The AIP system would have enhanced the combat capabilities of its submarines by allowing the diesel engines to run without atmospheric air for a week or more. Conventional submarines have to surface almost every second day to run their air-breathing diesel engines, running the risk of detection.
An Indian official said Germany’s refusal to help Prime Minister Imran Khan’s government with this technology would “adversely impact its lethality and vulnerability”.
India’s Defence Research and Development Organisation is indigenously developing the system for the navy’s submarines.
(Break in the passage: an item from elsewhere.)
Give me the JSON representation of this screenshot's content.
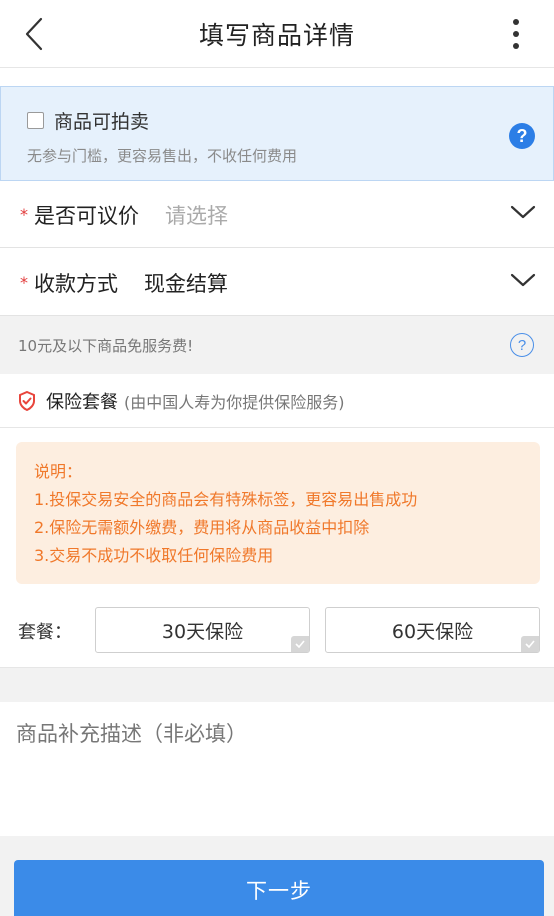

Last year, the effort crossed several milestones when it successfully tested a land-based prototype that New Delhi had then declared would have a “force multiplier effect on lethality of a diesel electric submarine”.
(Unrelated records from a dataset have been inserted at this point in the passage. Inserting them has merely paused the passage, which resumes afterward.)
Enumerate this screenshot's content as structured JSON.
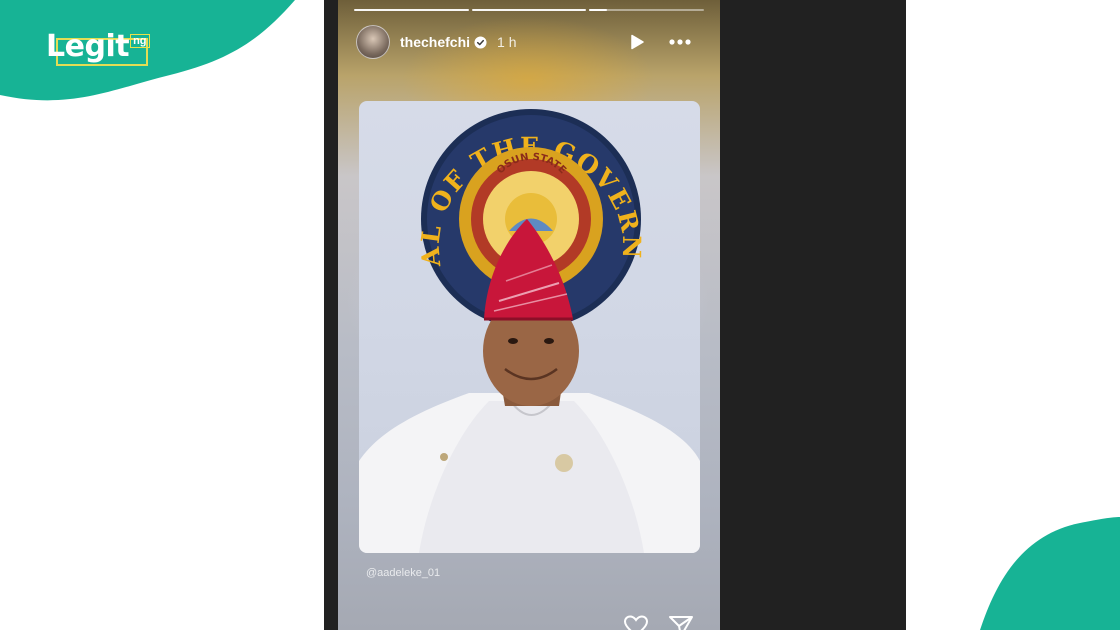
{
  "brand": {
    "logo_text": "Legit",
    "logo_suffix": "ng",
    "accent_color": "#17b395",
    "frame_color": "#e3dd54"
  },
  "story": {
    "progress": [
      1.0,
      1.0,
      0.15
    ],
    "username": "thechefchi",
    "verified": true,
    "time_ago": "1 h",
    "icons": [
      "play-icon",
      "more-icon"
    ],
    "photo": {
      "seal_text": "SEAL OF THE GOVERNOR",
      "seal_inner_text": "OSUN STATE"
    },
    "mention": "@aadeleke_01",
    "footer_icons": [
      "heart-icon",
      "send-icon"
    ]
  }
}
Pakistan watchers in Delhi said the primary reason for Germany to take a hard stance on Pakistan’s request was being attributed to its role in promoting terror, particularly Pakistan’s failure to cooperate in identifying the perpetrators of the truck bomb attack on the Germany Embassy in Kabul in May 2017.
Nearly 150 people were killed in the bombing that devastated a central area of Kabul near the embassy. The bombing, counted among the deadliest terror strikes in recent years, was linked to the Haqqani Network that is known in counter-terror circuits to be supported and directed by Pakistan.
The Afghan National Directorate of Security had then gone on record to blame the Haqqani network based in neighbouring Pakistan for the terror strike and accused Pakistan’s spy agency ISI of helping in planning the attack. German officials have noted that Islamabad hadn’t pursued the investigations at its end.